The non-absorbent, liquid-permeable sheet can be, for example, a perforated plastic film, possibly aluminized, a synthetic-fiber non-woven material or the like. For the sticky layer an acrylate-based adhesive substance can be used. The pull sheets can be made of a suitable silicon-coated paper.
The invention is described in the following in more detail with reference to the accompanying drawings, in which
FIG. 1 shows a partially cut-away perspective view of a suitable embodiment of the bandage according to the invention,
FIG. 2 shows a partially cut-away view of this bandage applied onto a Veneflon catheter, and
FIG. 3 shows a perspective view of the bandage applied to a catheter with a stop cock.
For the sake of clarity, the thickness of some of the layers as shown in the figures is exaggerated.
FIG. 1 shows a perspective view of an embodiment of the bandage according to the invention. The bandage consists of a rectangular, preferably waterproof and air-permeable protective sheet 1. The sheet is coated with a self-adhesive 2. Centrally, on one half of the sheet, there is a square absorbent body 3 with a perforated, non-absorbent sheet 4 of equal size lying on top of it. The entire protective sheet with the layers on top of it is covered by two covering papers 5 and 6 which meet above the absorbent body and form two gripping tabs 7 and 8 with their end portions. One gripping tab 7 is folded back on itself and the other tab 8 lies over the folded tab. There is a square tear perforation 18 on the edge of the bandage.

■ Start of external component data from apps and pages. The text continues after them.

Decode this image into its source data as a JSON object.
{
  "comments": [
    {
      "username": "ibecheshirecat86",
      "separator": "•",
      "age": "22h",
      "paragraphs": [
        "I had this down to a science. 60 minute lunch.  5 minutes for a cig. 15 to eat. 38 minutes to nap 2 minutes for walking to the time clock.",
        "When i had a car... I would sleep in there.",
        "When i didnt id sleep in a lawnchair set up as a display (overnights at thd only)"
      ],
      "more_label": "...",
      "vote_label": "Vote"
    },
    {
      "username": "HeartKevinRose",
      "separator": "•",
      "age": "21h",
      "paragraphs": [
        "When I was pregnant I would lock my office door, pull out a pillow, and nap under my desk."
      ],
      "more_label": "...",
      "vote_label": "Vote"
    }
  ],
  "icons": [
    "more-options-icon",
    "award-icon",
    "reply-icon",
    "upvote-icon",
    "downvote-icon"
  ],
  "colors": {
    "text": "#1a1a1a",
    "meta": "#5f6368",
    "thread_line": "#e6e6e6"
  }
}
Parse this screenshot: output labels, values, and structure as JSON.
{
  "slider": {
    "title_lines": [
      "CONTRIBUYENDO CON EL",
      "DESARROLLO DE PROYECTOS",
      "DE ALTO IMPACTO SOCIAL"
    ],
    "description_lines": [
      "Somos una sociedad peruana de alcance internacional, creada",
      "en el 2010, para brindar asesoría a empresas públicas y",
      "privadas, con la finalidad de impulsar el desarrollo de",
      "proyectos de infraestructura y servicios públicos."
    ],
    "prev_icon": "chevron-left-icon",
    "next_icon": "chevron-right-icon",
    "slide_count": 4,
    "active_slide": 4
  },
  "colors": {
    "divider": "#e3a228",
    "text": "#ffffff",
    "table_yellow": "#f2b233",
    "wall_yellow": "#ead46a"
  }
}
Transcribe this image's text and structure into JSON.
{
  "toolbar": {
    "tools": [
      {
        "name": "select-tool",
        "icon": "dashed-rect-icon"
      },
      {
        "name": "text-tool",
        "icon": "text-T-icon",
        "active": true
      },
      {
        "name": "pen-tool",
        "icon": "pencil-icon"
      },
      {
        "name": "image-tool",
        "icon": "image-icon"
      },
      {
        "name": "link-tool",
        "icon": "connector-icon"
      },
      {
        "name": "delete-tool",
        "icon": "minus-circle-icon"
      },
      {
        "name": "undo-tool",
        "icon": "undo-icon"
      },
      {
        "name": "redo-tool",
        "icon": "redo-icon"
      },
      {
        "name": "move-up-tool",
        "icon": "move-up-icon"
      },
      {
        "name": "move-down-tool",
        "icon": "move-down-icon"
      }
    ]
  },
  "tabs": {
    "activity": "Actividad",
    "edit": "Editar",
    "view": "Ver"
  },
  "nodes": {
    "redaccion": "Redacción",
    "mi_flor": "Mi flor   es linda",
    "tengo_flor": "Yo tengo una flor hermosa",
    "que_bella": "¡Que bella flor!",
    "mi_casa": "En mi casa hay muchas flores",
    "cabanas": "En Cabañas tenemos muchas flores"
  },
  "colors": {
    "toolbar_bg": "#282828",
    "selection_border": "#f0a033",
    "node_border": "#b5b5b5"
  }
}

The bandage described can be, for example, 95 mm long and 60 mm wide. The absorbent layer can be about 20×20 mm and be placed about 15 mm from the nearest short side and about 20 mm from each long side. The slit suitably extends centrally from the short side farthest away from the absorbent body up to about 5 mm from the absorbent body.
FIG. 2 shows the bandage applied over a Veneflon catheter. The catheter comprises a hose 15, a tubular coupling member 17 and two laterally extending wings 10. At the outer edge of one of the wings 10 there is a plug holder 12 and a plug 13. The plug 13 can be used to plug the tube 17. Above the tube 17, there is another opening with a plug 14. In the opening under the plug 14 there is a membrane which prevents blood from forcing its way up through the opening, but at the same time permits the introduction of medicines, for example, through the opening, at the same time as the tube 17 is open and blood, for example, is introduced therethrough. Under the wings there is a compress 20. The catheter hose 15, which is shown with a dashed line where it is not exposed, goes in through the patient's skin 16 at the incision 19. The perforated sheet 4 and the absorbent layer 3 are placed on top of the incision 19. The two flaps, which are created by the slit 9, are placed over the wings 10 and on either side of the tube 17.
FIG. 3 shows the bandage applied to a central catheter which has a tubular coupling member 17 and a stop cock 11 which can shut off and open the coupling member. In this case it is not necessary to tear out the square 18. Otherwise the bandage is applied to the same manner to this catheter as to the Veneflon catheter. The portions of the bandage and the catheter lying under the protective sheet 1 are drawn with dashed lines.